Six-year-old Frida (Artigas) is forced to leave Barcelona and her grandparents to live with her uncle Esteve (Verdaguer) and aunt Marga (Casi) in the countryside. Although she’s welcome Frida can’t help but feel Marga resents her presence just a little, as she’s got enough going on raising four-year-old daughter Anna (Robles). This hint of resentment burrows into Frida and she begins to take it out on Anna…


 In her directorial debut Carla Simón explores the world from the viewpoint of a child who has little understanding of what’s happening around her. The opening scenes frame adults in the distance, moving from room to room and just out of earshot, all the while discussing Frida’s future. Nothing is explained to Frida, nor is she consulted, and it’s only by dissecting the details presented that the viewer understands that her parents have died from a mysterious illness. Your heart goes out to her: she’s dumped in with strangers in a strange place and she’s expected to just get on with it, to go and play. When her grandparents do eventually visit Frida races down the road when they leave, pleading with them to take her. It’s an awful moment.


Simón’s style is to hint rather than clarify. At one point Frida nonchalantly takes Anna into the surrounding woods to ‘play a game’ before leaving her there. Later, a frantic search ensues and Frida, not admitting her role in the girl’s disappearance, wanders back to where she left her. It’s only now that Simón reveals, and there’s just a glimpse of this, the river right next to the spot, causing the viewer to squirm uncomfortably. And this is what Simón is after: the dangers of a situation unfolds in stages just like they would to a child.


Simón basks in the lazy summer days, allowing the camera to run while the wonderful child actors go about their day, playing games, eating, hanging out. It really taps into the idle summer vibe where the days seems to stretch on and on – fans of the easy-going 'Call Me By Your Name' should gravitate to this for this reason. But while this tone is its attraction it’s also its undoing: not a lot happens here in a rather underpowered narrative; even at a trim 93 minutes the film feels much longer.
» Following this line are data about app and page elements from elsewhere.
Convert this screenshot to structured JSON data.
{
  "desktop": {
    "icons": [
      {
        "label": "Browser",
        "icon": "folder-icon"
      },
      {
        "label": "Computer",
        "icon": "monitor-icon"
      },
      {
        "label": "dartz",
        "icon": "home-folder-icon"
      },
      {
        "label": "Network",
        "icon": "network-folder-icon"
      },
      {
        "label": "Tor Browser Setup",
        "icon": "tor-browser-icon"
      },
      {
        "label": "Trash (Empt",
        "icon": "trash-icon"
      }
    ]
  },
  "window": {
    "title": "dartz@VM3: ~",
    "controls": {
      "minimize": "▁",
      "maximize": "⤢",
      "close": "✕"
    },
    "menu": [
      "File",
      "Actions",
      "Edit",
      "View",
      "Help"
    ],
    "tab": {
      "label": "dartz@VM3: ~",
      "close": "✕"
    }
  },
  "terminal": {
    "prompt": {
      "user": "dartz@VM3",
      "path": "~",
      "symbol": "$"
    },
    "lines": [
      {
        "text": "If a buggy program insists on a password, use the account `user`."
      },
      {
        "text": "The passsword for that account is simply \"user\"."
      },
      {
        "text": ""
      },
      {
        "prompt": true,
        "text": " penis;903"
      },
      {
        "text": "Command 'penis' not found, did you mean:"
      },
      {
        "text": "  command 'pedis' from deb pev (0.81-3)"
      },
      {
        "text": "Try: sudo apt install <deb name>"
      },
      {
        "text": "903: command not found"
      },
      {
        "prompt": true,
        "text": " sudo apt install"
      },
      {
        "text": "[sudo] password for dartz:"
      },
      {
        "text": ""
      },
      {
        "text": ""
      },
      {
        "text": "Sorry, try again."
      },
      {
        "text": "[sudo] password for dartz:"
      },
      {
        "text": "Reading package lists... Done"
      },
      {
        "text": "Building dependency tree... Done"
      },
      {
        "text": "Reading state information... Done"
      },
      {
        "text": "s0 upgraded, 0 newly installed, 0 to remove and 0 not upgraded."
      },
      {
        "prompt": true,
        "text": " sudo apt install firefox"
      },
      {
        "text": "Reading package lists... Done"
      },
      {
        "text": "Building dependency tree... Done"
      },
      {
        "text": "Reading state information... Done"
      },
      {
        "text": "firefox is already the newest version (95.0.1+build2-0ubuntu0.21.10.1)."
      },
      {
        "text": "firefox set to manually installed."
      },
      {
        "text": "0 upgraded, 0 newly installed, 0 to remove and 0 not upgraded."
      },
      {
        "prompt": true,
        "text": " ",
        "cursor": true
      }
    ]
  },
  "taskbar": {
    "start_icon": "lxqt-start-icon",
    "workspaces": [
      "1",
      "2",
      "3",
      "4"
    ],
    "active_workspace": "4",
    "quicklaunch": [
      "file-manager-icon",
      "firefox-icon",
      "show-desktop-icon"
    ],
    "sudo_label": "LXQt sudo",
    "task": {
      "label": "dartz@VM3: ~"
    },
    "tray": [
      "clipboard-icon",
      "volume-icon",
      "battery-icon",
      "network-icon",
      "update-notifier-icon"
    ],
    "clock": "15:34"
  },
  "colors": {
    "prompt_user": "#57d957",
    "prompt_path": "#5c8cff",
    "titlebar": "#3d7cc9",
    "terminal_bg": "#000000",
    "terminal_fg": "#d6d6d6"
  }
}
A hymn to the fragility and adaptability of children, who are much smarter than we give them credit for, 'Summer 1993' is a tender and intimate affair but it’s not a film one will hurry back to.